net.ipv4.ip_forward = 0 OR net.ipv4.ip_forward = 1
After editing the file, you can run the following command to make the changes take effect right away.
# sysctl -p
Note that the
sysctl command if the service isn’t currently running. Check the status of
sysctl with this command.
$ systemctl status sysctl
The service should say that it’s active. If not, start the service with this command:
$ sudo systemctl start sysctl
On non-systemd Linux installs, checking the status of sysctl will be different. For example, OpenRC uses this command:
# rc-service sysctl status
If you have successfully enabled the Linux IP forwarding (verified by checking the kernel variable after reboot), but you’re still not receiving traffic on destination systems, check the FORWARD rules of iptables.
# iptables -L -v -n ... Chain FORWARD (policy ACCEPT 667 packets, 16724 bytes) pkts bytes target prot opt in out source destination
Your FORWARD chain should either be set to ACCEPT, or have rules listed that allow certain connections.
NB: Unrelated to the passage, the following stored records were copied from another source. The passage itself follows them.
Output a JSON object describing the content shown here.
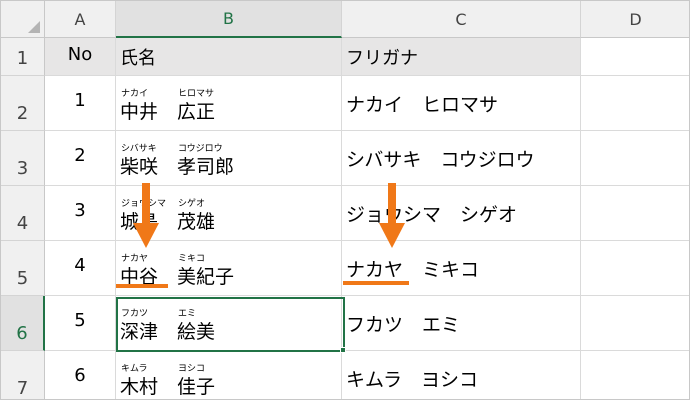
{
  "columns": [
    "A",
    "B",
    "C",
    "D"
  ],
  "rows": [
    "1",
    "2",
    "3",
    "4",
    "5",
    "6",
    "7"
  ],
  "header": {
    "no": "No",
    "name": "氏名",
    "furigana": "フリガナ"
  },
  "records": [
    {
      "no": "1",
      "sei": "中井",
      "mei": "広正",
      "sei_ruby": "ナカイ",
      "mei_ruby": "ヒロマサ",
      "furigana": "ナカイ　ヒロマサ"
    },
    {
      "no": "2",
      "sei": "柴咲",
      "mei": "孝司郎",
      "sei_ruby": "シバサキ",
      "mei_ruby": "コウジロウ",
      "furigana": "シバサキ　コウジロウ"
    },
    {
      "no": "3",
      "sei": "城島",
      "mei": "茂雄",
      "sei_ruby": "ジョウシマ",
      "mei_ruby": "シゲオ",
      "furigana": "ジョウシマ　シゲオ"
    },
    {
      "no": "4",
      "sei": "中谷",
      "mei": "美紀子",
      "sei_ruby": "ナカヤ",
      "mei_ruby": "ミキコ",
      "furigana": "ナカヤ　ミキコ"
    },
    {
      "no": "5",
      "sei": "深津",
      "mei": "絵美",
      "sei_ruby": "フカツ",
      "mei_ruby": "エミ",
      "furigana": "フカツ　エミ"
    },
    {
      "no": "6",
      "sei": "木村",
      "mei": "佳子",
      "sei_ruby": "キムラ",
      "mei_ruby": "ヨシコ",
      "furigana": "キムラ　ヨシコ"
    }
  ],
  "colors": {
    "selection": "#217346",
    "annotation": "#f07818",
    "header_fill": "#e7e6e6"
  },
  "icons": [
    "select-all-triangle-icon",
    "down-arrow-icon"
  ]
}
You can see if traffic is reaching the FORWARD chain of iptables by checking the amount of packets and bytes that have hit the chain. If there aren’t any, then you may have some higher rules in your chain that are blocking traffic.
In this tutorial, we saw how to enable or disable IP forwarding in Linux systems by editing the kernel variable. The methods here covered systems that use systemd or some other init system. We also learned how to make the changes persistent, and common troubleshooting steps in case IP forwarding still isn’t working after the change.
Remember that systems not intended to forward networking traffic should always have this setting off. It can protect them from being used to mask traffic, or wasting important bandwidth and resources to process and forward incoming traffic to other destinations.